The input START

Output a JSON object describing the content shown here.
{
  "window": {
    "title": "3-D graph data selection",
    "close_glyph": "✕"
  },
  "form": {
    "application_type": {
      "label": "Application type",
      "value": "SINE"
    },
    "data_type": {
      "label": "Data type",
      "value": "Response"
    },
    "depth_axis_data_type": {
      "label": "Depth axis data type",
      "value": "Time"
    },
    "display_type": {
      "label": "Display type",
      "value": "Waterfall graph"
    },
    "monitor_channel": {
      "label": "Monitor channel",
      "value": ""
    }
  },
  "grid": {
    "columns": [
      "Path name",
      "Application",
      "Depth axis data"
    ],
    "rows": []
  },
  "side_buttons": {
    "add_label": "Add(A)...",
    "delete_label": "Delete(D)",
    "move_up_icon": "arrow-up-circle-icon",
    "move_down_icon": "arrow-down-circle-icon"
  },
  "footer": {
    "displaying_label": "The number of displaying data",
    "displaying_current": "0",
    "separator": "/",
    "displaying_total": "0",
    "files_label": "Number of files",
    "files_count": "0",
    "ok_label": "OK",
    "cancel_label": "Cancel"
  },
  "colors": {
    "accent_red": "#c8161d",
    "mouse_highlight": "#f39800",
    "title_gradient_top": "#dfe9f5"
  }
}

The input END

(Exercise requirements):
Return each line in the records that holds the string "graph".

(Your response):
    "title": "3-D graph data selection",
      "value": "Waterfall graph"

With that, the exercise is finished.